Why human development is key to global growth
The global slowdown since the Global Financial Crisis has both cyclical and structural causes, both of which may take years to work out. But at the same time, history tells us that the seeds for spectacular growth are often sown during recessions and depressions. Our job as development agents is to identify these seeds and nurture them into full bloom.
The pace of structural reform has been sluggish in many countries. The slow growth environment exerts a headwind against the process of reform. Moreover, the fruit of these reforms will take years to show up in growth numbers - and may exacerbate the growth contraction in the short term.
There are also clear, permanent, structural shifts in the global economy, which present both a challenge and an opportunity for emerging markets. A combination of globalization and the digital revolution has devalued everything simple, common and easy to understand. This includes unskilled labor, raw energy and bulk commodities, and risk-free financial products. The commodity super cycle appears to have ended. The productivity gap between skilled and unskilled labor continues to widen. And the devaluation of money seen in negative interest rates is shocking.
The problem for emerging markets is that generally they have an abundance of unskilled labor and raw materials, and their real or perceived macro riskiness makes it hard to take advantage of the devaluation.
However, there are also opportunities in this new world. Most significant is the number of young people that are born in less developed countries. In a sea of deflation, what has been rapidly appreciating is human capital. The world is in desperate shortage of creative talent, and not just in technological innovation. Natural human capital is roughly evenly distributed among populations. Therefore it is a demographic certainty that emerging markets will have a larger share of this pool of global capital. To a large extent, emerging markets’ fortune depends on how fast they can realize and utilize more of what human capital they have, through better employment systems, investment climates, health care and education. A fuller utilization of human capital will enable the creation of robust domestic demand within the emerging market universe, in a world that is in search of consumer demand and business investment.
Furthermore, we need to harness the digital revolution to help people become more productive in their jobs. It has been estimated that roughly half of the per capita growth slowdown in the US is due to the productivity slowdown.
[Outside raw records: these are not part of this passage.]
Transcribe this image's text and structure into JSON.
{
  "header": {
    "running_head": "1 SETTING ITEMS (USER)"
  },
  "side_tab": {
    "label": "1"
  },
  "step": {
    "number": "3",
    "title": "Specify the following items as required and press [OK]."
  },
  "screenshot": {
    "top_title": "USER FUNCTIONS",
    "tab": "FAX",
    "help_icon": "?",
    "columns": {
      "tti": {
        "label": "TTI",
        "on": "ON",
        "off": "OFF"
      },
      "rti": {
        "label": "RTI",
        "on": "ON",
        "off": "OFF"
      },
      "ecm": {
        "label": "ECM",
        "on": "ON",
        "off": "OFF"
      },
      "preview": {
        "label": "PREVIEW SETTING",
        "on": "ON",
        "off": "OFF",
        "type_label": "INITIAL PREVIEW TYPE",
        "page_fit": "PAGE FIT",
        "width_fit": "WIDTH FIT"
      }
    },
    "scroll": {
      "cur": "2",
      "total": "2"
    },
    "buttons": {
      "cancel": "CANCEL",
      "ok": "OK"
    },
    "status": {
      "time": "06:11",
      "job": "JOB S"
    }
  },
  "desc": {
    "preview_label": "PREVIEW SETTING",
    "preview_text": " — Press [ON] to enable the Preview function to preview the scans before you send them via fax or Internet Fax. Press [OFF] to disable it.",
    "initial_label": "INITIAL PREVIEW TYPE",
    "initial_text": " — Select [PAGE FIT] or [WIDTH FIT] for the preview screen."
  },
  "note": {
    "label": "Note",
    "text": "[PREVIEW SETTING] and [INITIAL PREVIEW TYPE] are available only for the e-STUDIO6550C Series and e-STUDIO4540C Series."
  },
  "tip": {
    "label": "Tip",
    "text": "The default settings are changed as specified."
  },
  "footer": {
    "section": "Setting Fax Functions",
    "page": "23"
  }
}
The reason for the productivity slowdown is still unclear. But we do know the digital revolution has so far been concentrated in communications and information processing. This narrowness of technological progress is unlikely to be permanent.
Embedding these technological advancements throughout the global economy depends not only on the genius of scientists and entrepreneurs but also on fundamental social and political transformations. That’s why it has proven to be a more difficult and slow going process than the digital revolution. As the most recent World Bank WDR argues, to fully reap the benefits of the digital dividends we must get the underlying “analog complements” of the real economy in good shape.
Fundamental social and political transformations rarely happen because many pieces of a complex puzzle have to fall into place. Take one example: how do we turn rising income inequality in many countries from a headwind to a motivator for sociological transformation? History shows us, for instance, that the Industrial Revolution erupted in the British Isles and not elsewhere because it was only there that technological feasibility, economic necessity and ideological clarity were sufficiently supportive.
Therefore, a high priority for us is the formulation of new development models, which take into account the new reality and the need for these enabling structures to thrive. We recognize that the traditional East Asian growth model’s potential has diminished in the new environment. That model largely depends on manufacturing and export driven growth fueled by savings from financial repression. Today, more and more unskilled manufacturing jobs have been automated, and surplus global savings are ready to finance low-risk investments. Urbanization, if driven by dead-end and not higher value service jobs, is unlikely to be a good solution. In addition, globalization and new technologies are forcing developing countries to deal with the gale force of creative destruction at a much earlier stage of their development.
The key analytical challenge for us is to connect the micro with the macro. At IFC, we are working on understanding what makes a country move up the value chain and realize its potential. This starts with observables such as export data, and expands into understanding the necessary physical, social, infrastructural, institutional, and intellectual capital that enable human talent to realize their potential. We are also working on data-rich analytical frameworks with dynamic interconnected dimensions, which include household demographics, occupation/tasks, and productivity/income.
Our work and empirical evidence will help governments in formulating new growth models. These will likely be multiple, rather than singular. But if we start from two key premises, we can undertake this work with confidence: firstly that the seeds for spectacular growth are often sown during recessions and depressions; secondly that is a demographic certainty that emerging markets will have a larger share of global human capital. Now is the time to invest in this human capital.
SOURCE: World Economic Forum